Dozens of incoming medical students at the University of Michigan walked out on a keynote address from an anti-abortion speaker on Sunday in a now-viral moment.
Throngs of incoming medical students, known as white coats, stood up as soon as Kristin Collier, an assistant professor of medicine at the University of Michigan, began speaking at the Hill Auditorium during the white coat ceremony in the city of Ann Arbor.
One video capturing the walkout was uploaded to Twitter and retweeted more than 74,000 times as of Monday afternoon.
Collier, who is also the director of the university’s medical school health, spirituality and religion program, has shared anti-abortion views on her personal Twitter account and in interviews.
On June 24, she tweeted support for the Supreme Court’s decision to overturn Roe v. Wade and the 50-year constitutional right to abortion.
In another May 4 tweet, Collier said that “liberation that costs innocent lives is just oppression that is redistributed.”

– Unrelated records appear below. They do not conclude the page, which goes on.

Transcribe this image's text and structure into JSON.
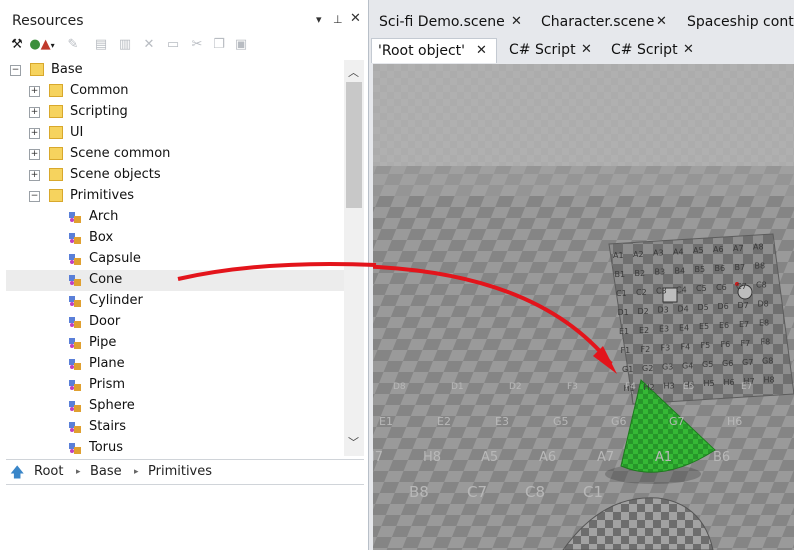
{
  "panel": {
    "title": "Resources",
    "header_icons": [
      "dropdown-icon",
      "pin-icon",
      "close-icon"
    ]
  },
  "toolbar": [
    "tools-icon",
    "add-resource-icon",
    "edit-icon",
    "rename-icon",
    "new-icon",
    "delete-icon",
    "properties-icon",
    "cut-icon",
    "copy-icon",
    "paste-icon"
  ],
  "tree": [
    {
      "label": "Base",
      "level": 0,
      "expander": "-",
      "icon": "folder"
    },
    {
      "label": "Common",
      "level": 1,
      "expander": "+",
      "icon": "folder"
    },
    {
      "label": "Scripting",
      "level": 1,
      "expander": "+",
      "icon": "folder"
    },
    {
      "label": "UI",
      "level": 1,
      "expander": "+",
      "icon": "folder"
    },
    {
      "label": "Scene common",
      "level": 1,
      "expander": "+",
      "icon": "folder"
    },
    {
      "label": "Scene objects",
      "level": 1,
      "expander": "+",
      "icon": "folder"
    },
    {
      "label": "Primitives",
      "level": 1,
      "expander": "-",
      "icon": "folder"
    },
    {
      "label": "Arch",
      "level": 2,
      "icon": "primitive"
    },
    {
      "label": "Box",
      "level": 2,
      "icon": "primitive"
    },
    {
      "label": "Capsule",
      "level": 2,
      "icon": "primitive"
    },
    {
      "label": "Cone",
      "level": 2,
      "icon": "primitive",
      "selected": true
    },
    {
      "label": "Cylinder",
      "level": 2,
      "icon": "primitive"
    },
    {
      "label": "Door",
      "level": 2,
      "icon": "primitive"
    },
    {
      "label": "Pipe",
      "level": 2,
      "icon": "primitive"
    },
    {
      "label": "Plane",
      "level": 2,
      "icon": "primitive"
    },
    {
      "label": "Prism",
      "level": 2,
      "icon": "primitive"
    },
    {
      "label": "Sphere",
      "level": 2,
      "icon": "primitive"
    },
    {
      "label": "Stairs",
      "level": 2,
      "icon": "primitive"
    },
    {
      "label": "Torus",
      "level": 2,
      "icon": "primitive"
    }
  ],
  "breadcrumb": {
    "items": [
      "Root",
      "Base",
      "Primitives"
    ]
  },
  "tabs_top": [
    {
      "label": "Sci-fi Demo.scene",
      "closable": true
    },
    {
      "label": "Character.scene",
      "closable": true
    },
    {
      "label": "Spaceship contr",
      "closable": false
    }
  ],
  "tabs_second": [
    {
      "label": "'Root object'",
      "closable": true,
      "active": true
    },
    {
      "label": "C# Script",
      "closable": true
    },
    {
      "label": "C# Script",
      "closable": true
    }
  ],
  "scene": {
    "wall_labels": [
      "A1",
      "A2",
      "A3",
      "A4",
      "A5",
      "A6",
      "A7",
      "A8",
      "B1",
      "B2",
      "B3",
      "B4",
      "B5",
      "B6",
      "B7",
      "B8",
      "C1",
      "C2",
      "C3",
      "C4",
      "C5",
      "C6",
      "C7",
      "C8",
      "D1",
      "D2",
      "D3",
      "D4",
      "D5",
      "D6",
      "D7",
      "D8",
      "E1",
      "E2",
      "E3",
      "E4",
      "E5",
      "E6",
      "E7",
      "E8",
      "F1",
      "F2",
      "F3",
      "F4",
      "F5",
      "F6",
      "F7",
      "F8",
      "G1",
      "G2",
      "G3",
      "G4",
      "G5",
      "G6",
      "G7",
      "G8",
      "H1",
      "H2",
      "H3",
      "H4",
      "H5",
      "H6",
      "H7",
      "H8"
    ],
    "floor_labels": [
      "D8",
      "D1",
      "D2",
      "F3",
      "F4",
      "E5",
      "E7",
      "E1",
      "E2",
      "E3",
      "G5",
      "G6",
      "G7",
      "H6",
      "H7",
      "H8",
      "A5",
      "A6",
      "A7",
      "A1",
      "B6",
      "B7",
      "B8",
      "C7",
      "C8",
      "C1"
    ],
    "cone_color": "#2fb02f",
    "arrow_color": "#e3141b"
  },
  "colors": {
    "accent": "#3a6ea5",
    "folder": "#f6d35e"
  }
}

“Holding on to a view of feminism where one fights for the rights of all women and girls, especially those who are most vulnerable,” she wrote in another tweet. “I can’t not lament the violence directed at my prenatal sisters in the act of abortion, done in the name of autonomy.”

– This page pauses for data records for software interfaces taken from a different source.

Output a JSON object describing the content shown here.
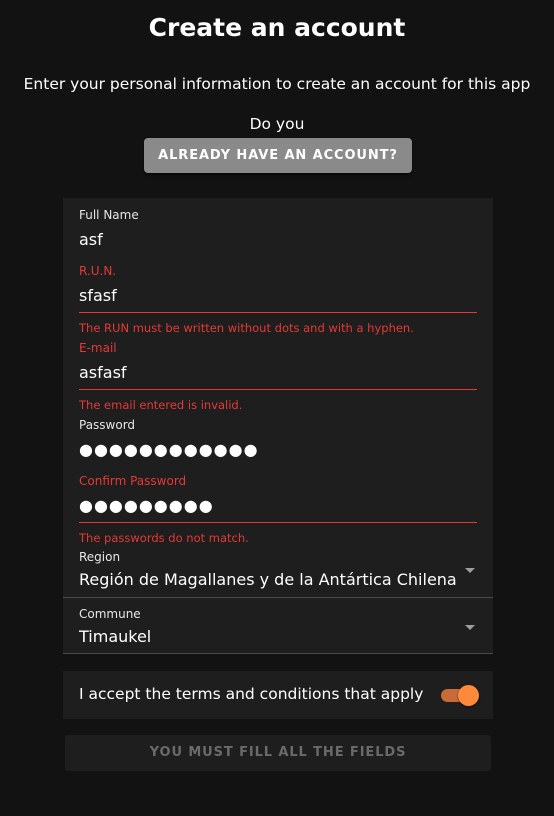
{
  "header": {
    "title": "Create an account",
    "subtitle": "Enter your personal information to create an account for this app",
    "prompt": "Do you",
    "login_button": "ALREADY HAVE AN ACCOUNT?"
  },
  "form": {
    "full_name": {
      "label": "Full Name",
      "value": "asf"
    },
    "run": {
      "label": "R.U.N.",
      "value": "sfasf",
      "error": "The RUN must be written without dots and with a hyphen."
    },
    "email": {
      "label": "E-mail",
      "value": "asfasf",
      "error": "The email entered is invalid."
    },
    "password": {
      "label": "Password",
      "value": "●●●●●●●●●●●●"
    },
    "confirm_password": {
      "label": "Confirm Password",
      "value": "●●●●●●●●●",
      "error": "The passwords do not match."
    },
    "region": {
      "label": "Region",
      "value": "Región de Magallanes y de la Antártica Chilena"
    },
    "commune": {
      "label": "Commune",
      "value": "Timaukel"
    }
  },
  "terms": {
    "label": "I accept the terms and conditions that apply",
    "checked": true
  },
  "submit": {
    "label": "YOU MUST FILL ALL THE FIELDS"
  },
  "colors": {
    "error": "#e53935",
    "accent": "#ff8a3c",
    "background": "#121212",
    "panel": "#1e1e1e"
  }
}
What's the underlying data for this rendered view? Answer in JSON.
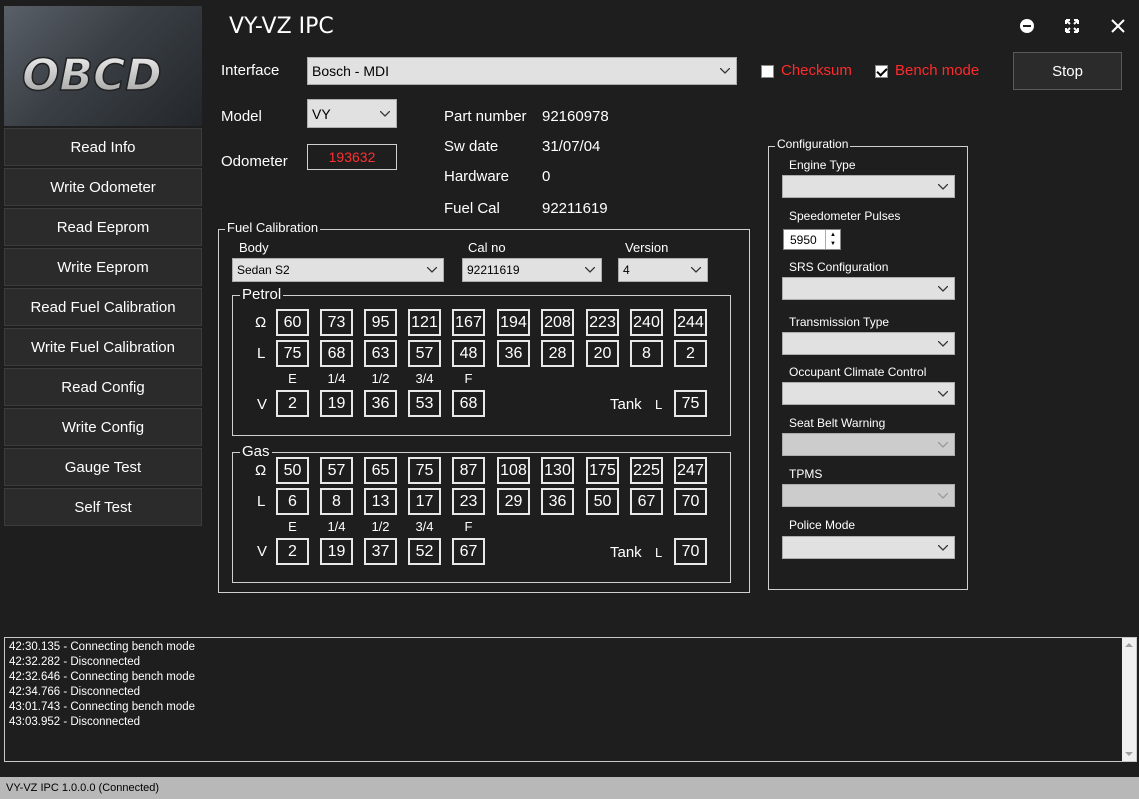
{
  "app": {
    "title": "VY-VZ IPC",
    "logo_text": "OBCD"
  },
  "sidebar": {
    "items": [
      {
        "label": "Read Info"
      },
      {
        "label": "Write Odometer"
      },
      {
        "label": "Read Eeprom"
      },
      {
        "label": "Write Eeprom"
      },
      {
        "label": "Read Fuel Calibration"
      },
      {
        "label": "Write Fuel Calibration"
      },
      {
        "label": "Read Config"
      },
      {
        "label": "Write Config"
      },
      {
        "label": "Gauge Test"
      },
      {
        "label": "Self Test"
      }
    ]
  },
  "header": {
    "interface_label": "Interface",
    "interface_value": "Bosch - MDI",
    "checksum_label": "Checksum",
    "checksum_checked": false,
    "bench_label": "Bench mode",
    "bench_checked": true,
    "stop_label": "Stop",
    "accent_color": "#ff2a2a"
  },
  "info": {
    "model_label": "Model",
    "model_value": "VY",
    "odometer_label": "Odometer",
    "odometer_value": "193632",
    "part_number_label": "Part number",
    "part_number_value": "92160978",
    "sw_date_label": "Sw date",
    "sw_date_value": "31/07/04",
    "hardware_label": "Hardware",
    "hardware_value": "0",
    "fuel_cal_label": "Fuel Cal",
    "fuel_cal_value": "92211619"
  },
  "fuel": {
    "legend": "Fuel Calibration",
    "body_label": "Body",
    "body_value": "Sedan S2",
    "calno_label": "Cal no",
    "calno_value": "92211619",
    "version_label": "Version",
    "version_value": "4",
    "ohm_symbol": "Ω",
    "l_symbol": "L",
    "v_symbol": "V",
    "tank_label": "Tank",
    "tank_l": "L",
    "marks": [
      "E",
      "1/4",
      "1/2",
      "3/4",
      "F"
    ],
    "petrol": {
      "legend": "Petrol",
      "ohm": [
        "60",
        "73",
        "95",
        "121",
        "167",
        "194",
        "208",
        "223",
        "240",
        "244"
      ],
      "litres": [
        "75",
        "68",
        "63",
        "57",
        "48",
        "36",
        "28",
        "20",
        "8",
        "2"
      ],
      "volts": [
        "2",
        "19",
        "36",
        "53",
        "68"
      ],
      "tank": "75"
    },
    "gas": {
      "legend": "Gas",
      "ohm": [
        "50",
        "57",
        "65",
        "75",
        "87",
        "108",
        "130",
        "175",
        "225",
        "247"
      ],
      "litres": [
        "6",
        "8",
        "13",
        "17",
        "23",
        "29",
        "36",
        "50",
        "67",
        "70"
      ],
      "volts": [
        "2",
        "19",
        "37",
        "52",
        "67"
      ],
      "tank": "70"
    }
  },
  "config": {
    "legend": "Configuration",
    "engine_type": "Engine Type",
    "speedo_pulses": "Speedometer Pulses",
    "speedo_value": "5950",
    "srs": "SRS Configuration",
    "transmission": "Transmission Type",
    "climate": "Occupant Climate Control",
    "seat_belt": "Seat Belt Warning",
    "tpms": "TPMS",
    "police": "Police Mode"
  },
  "log": {
    "lines": [
      "42:30.135 - Connecting bench mode",
      "42:32.282 - Disconnected",
      "42:32.646 - Connecting bench mode",
      "42:34.766 - Disconnected",
      "43:01.743 - Connecting bench mode",
      "43:03.952 - Disconnected"
    ]
  },
  "status": {
    "text": "VY-VZ IPC 1.0.0.0 (Connected)"
  }
}
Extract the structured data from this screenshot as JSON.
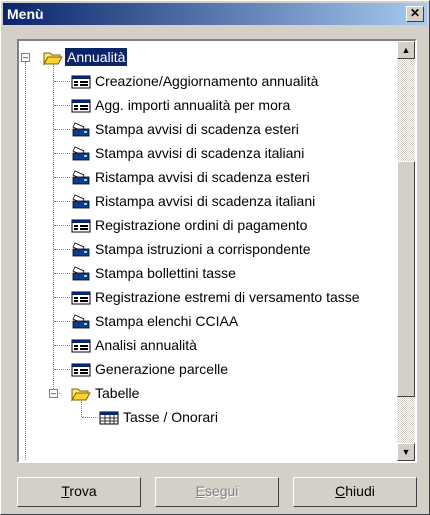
{
  "window": {
    "title": "Menù"
  },
  "tree": {
    "root_label": "Annualità",
    "items": [
      {
        "label": "Creazione/Aggiornamento annualità",
        "icon": "form-icon"
      },
      {
        "label": "Agg. importi annualità per mora",
        "icon": "form-icon"
      },
      {
        "label": "Stampa avvisi di scadenza esteri",
        "icon": "printer-icon"
      },
      {
        "label": "Stampa avvisi di scadenza italiani",
        "icon": "printer-icon"
      },
      {
        "label": "Ristampa avvisi di scadenza esteri",
        "icon": "printer-icon"
      },
      {
        "label": "Ristampa avvisi di scadenza italiani",
        "icon": "printer-icon"
      },
      {
        "label": "Registrazione ordini di pagamento",
        "icon": "form-icon"
      },
      {
        "label": "Stampa istruzioni a corrispondente",
        "icon": "printer-icon"
      },
      {
        "label": "Stampa bollettini tasse",
        "icon": "printer-icon"
      },
      {
        "label": "Registrazione estremi di versamento tasse",
        "icon": "form-icon"
      },
      {
        "label": "Stampa elenchi CCIAA",
        "icon": "printer-icon"
      },
      {
        "label": "Analisi annualità",
        "icon": "form-icon"
      },
      {
        "label": "Generazione parcelle",
        "icon": "form-icon"
      }
    ],
    "subfolder_label": "Tabelle",
    "subfolder_items": [
      {
        "label": "Tasse / Onorari",
        "icon": "table-icon"
      }
    ]
  },
  "buttons": {
    "trova": {
      "label_accel": "T",
      "label_rest": "rova"
    },
    "esegui": {
      "label_accel": "E",
      "label_rest": "segui"
    },
    "chiudi": {
      "label_accel": "C",
      "label_rest": "hiudi"
    }
  },
  "colors": {
    "titlebar": "#0a246a",
    "selection": "#0a246a",
    "face": "#d4d0c8"
  }
}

The Hill has reached out to the University of Michigan Medical School for comment. The college has not mentioned the walkout or the keynote address from Collier but has shared posts applauding the incoming class.

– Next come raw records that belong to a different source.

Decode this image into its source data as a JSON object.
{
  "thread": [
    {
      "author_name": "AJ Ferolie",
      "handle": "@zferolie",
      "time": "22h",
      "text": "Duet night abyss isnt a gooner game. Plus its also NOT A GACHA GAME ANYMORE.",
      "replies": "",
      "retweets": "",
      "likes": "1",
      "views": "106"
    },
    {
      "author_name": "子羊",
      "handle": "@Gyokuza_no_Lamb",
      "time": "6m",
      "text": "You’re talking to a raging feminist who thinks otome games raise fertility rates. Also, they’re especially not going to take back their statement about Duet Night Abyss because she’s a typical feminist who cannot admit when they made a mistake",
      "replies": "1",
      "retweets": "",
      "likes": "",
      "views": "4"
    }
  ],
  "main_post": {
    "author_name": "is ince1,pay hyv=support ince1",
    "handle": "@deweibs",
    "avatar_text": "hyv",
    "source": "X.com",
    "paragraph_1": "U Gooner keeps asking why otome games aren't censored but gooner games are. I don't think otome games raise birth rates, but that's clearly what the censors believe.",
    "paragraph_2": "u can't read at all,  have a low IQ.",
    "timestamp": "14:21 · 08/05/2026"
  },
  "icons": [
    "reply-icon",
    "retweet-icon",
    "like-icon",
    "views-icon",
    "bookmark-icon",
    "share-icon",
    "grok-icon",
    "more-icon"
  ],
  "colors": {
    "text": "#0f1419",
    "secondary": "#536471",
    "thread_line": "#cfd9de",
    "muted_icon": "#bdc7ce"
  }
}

After the Supreme Court’s decision overturning Roe v. Wade, University of Michigan President Mary Sue Coleman said she supported abortion rights and would “do everything in my power as president to ensure we continue to provide this critically important care.”
“Our campus is more than half women; we care about our own communities as well as those we serve through clinical care and education,” Coleman said in a statement last month. “I am deeply concerned about how prohibiting abortion would affect U-M’s medical teaching, our research, and our service to communities in need.”
A petition to remove Collier as the keynote speaker ahead of the Sunday ceremony collected signatures from more than 340 incoming and current students, according to The Michigan Daily.
Despite the pressure, the school declined to remove Collier as a speaker.
A spokesperson told The Michigan Daily that the professor was selected based on her qualifications and that the school wouldn’t rescind her selection because of her views on abortion.